For years-before Garmin even existed as a company-the Bendix/King Silver Crown line of digital avionics set the standard for IFR avionics. There was competition, of course, chiefly Narco and various iterations of Cessna avionics. Used aircraft listings in Trade-A-Plane touted Silver Crown IFR and for this reason, aft buyers often paid a premium.

Despite the fact that Bendix/King did very little to change the line over the year, up until just a few years ago, digital Silver Crown was still the avionics of choice of aircraft manufacturers from Mooney to Beechcraft. Garmins domination of the market ended all this, of course, but one thing didnt change: the quality of the Silver Crown equipment, its durability and ease of installation and use. And lets not forget to mention that there’s a ton of this equipment installed and its being removed in ever greater volume. This represents a rare buying opportunity for owners who cant afford or who arent interested in a high-dollar upgrade with new equipment.

With the proven reliability and utility of the now well-established Garmin GNS430, we are surprised to see the number of owners who remove relatively new Silver Crown gear, especially the popular KX155 digital navcomms, to free up panel real estate for something newer. Although some of these owners want to retain the KX155, some find they simply don’t have room for it.

Somewhere around the summer of 2000, the market made a major shift, becoming flooded with used KX155s, KMA24 audio panels and the KLN90B GPS system. This trend is continuing, although the volume may be slowing somewhat. This is good for the budget conscious utilitarian with an airplane begging for avionics upgrade but one that doesnt need or deserve a $30,000 upgrade.

What to Look For
You need to be cautious when searching the Silver Crown market, however, and you can afford to be. The KX155 and KX165 navcomm, for example, is voltage specific so if your airplanes electrical system is 28 volts, a 14-volt version wont do.

While a 14-volt unit can be made to work in a 28-volt airplane, adding the voltage stepdown equipment may not make economic sense. Shop for the unit that suits your airplane electrical system.

Some flavors of the KX155 have a glideslope receiver, some just have VOR and localizer. Buy what you need based on budget. For high-mins IFR, you probably don’t need dual glideslopes. On the other hand, you can get the additional glideslope for about $500 on the used market; thats good back-up for not much money. (don’t forget the expense of a second antenna and wiring.) You can find used KX155s across a wide price range, from $1800 to $3000.

A common failing in the KX155/165 series and many other products in the digital Silver Crown line is gas discharge display problems. While display replacement is a relatively easy task on the repair bench, the displays themselves cost several hundred dollars.

Finding a well-maintained used unit, as with the airplane itself, is important. If youre buying from a local shop, ask them about the display or have them fire it up so you an inspect it. If buying mail order, make sure you can return a defective unit or that theyll vouch for the display.

Owners who refuse to use cabin covers or windshield sunshields also tend to own Silver Crown equipment with faded display lenses.
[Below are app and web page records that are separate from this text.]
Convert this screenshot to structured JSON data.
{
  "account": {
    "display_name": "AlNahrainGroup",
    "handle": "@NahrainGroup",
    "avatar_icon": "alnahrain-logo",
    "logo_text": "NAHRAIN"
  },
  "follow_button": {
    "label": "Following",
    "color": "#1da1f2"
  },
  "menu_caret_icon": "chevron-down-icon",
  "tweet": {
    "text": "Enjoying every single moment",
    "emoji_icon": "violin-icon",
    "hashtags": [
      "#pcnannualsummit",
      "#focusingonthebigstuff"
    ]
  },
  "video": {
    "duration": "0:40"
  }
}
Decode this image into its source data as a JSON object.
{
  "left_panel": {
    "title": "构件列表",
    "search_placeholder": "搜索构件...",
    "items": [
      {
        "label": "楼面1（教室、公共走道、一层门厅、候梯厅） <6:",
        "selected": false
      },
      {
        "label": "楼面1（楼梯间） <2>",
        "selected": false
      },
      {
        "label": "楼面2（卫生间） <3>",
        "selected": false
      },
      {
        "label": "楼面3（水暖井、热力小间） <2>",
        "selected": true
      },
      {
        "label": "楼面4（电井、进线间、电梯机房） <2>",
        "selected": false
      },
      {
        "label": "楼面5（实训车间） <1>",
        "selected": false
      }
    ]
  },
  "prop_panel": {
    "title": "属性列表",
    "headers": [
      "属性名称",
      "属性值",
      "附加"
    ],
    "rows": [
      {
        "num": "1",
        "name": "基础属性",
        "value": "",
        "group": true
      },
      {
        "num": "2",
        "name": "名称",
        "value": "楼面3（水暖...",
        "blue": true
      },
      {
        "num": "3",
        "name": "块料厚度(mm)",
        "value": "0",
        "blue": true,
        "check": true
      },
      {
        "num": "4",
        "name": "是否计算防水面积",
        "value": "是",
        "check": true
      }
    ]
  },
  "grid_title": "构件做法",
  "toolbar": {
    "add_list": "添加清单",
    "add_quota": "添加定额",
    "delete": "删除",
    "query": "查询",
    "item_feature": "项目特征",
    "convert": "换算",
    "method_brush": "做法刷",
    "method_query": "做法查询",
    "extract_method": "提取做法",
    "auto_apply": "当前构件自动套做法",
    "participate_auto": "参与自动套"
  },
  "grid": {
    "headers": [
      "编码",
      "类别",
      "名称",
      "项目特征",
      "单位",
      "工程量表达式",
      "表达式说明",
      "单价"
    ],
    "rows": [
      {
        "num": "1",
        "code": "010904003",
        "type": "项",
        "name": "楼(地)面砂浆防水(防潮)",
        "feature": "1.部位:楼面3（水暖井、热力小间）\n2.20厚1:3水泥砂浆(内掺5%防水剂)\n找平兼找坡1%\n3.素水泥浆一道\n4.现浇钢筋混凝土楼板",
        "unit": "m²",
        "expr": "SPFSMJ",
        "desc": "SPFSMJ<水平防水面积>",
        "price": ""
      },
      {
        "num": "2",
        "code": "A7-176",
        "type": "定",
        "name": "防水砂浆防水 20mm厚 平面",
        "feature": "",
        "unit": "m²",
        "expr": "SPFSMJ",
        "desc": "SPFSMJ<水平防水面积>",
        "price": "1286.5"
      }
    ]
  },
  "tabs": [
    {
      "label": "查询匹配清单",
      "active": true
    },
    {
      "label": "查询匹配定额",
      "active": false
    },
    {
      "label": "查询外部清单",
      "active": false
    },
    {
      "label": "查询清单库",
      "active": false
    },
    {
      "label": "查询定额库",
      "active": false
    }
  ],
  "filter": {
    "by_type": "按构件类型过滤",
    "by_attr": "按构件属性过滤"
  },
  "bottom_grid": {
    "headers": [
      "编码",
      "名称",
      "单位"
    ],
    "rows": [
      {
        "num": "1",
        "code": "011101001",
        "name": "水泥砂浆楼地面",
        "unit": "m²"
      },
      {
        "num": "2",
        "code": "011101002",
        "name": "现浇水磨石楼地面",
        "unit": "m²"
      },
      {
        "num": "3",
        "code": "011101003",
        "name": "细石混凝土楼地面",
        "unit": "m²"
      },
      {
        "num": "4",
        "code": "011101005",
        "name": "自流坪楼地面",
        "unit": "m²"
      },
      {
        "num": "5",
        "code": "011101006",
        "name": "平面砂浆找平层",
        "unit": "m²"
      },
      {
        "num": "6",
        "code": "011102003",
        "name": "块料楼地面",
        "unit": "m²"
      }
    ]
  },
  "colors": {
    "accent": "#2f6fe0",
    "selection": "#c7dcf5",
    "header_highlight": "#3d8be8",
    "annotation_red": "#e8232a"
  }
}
We see a lot of these and there’s really no reason to buy one, considering how many better ones are on the market. You can afford to be selective.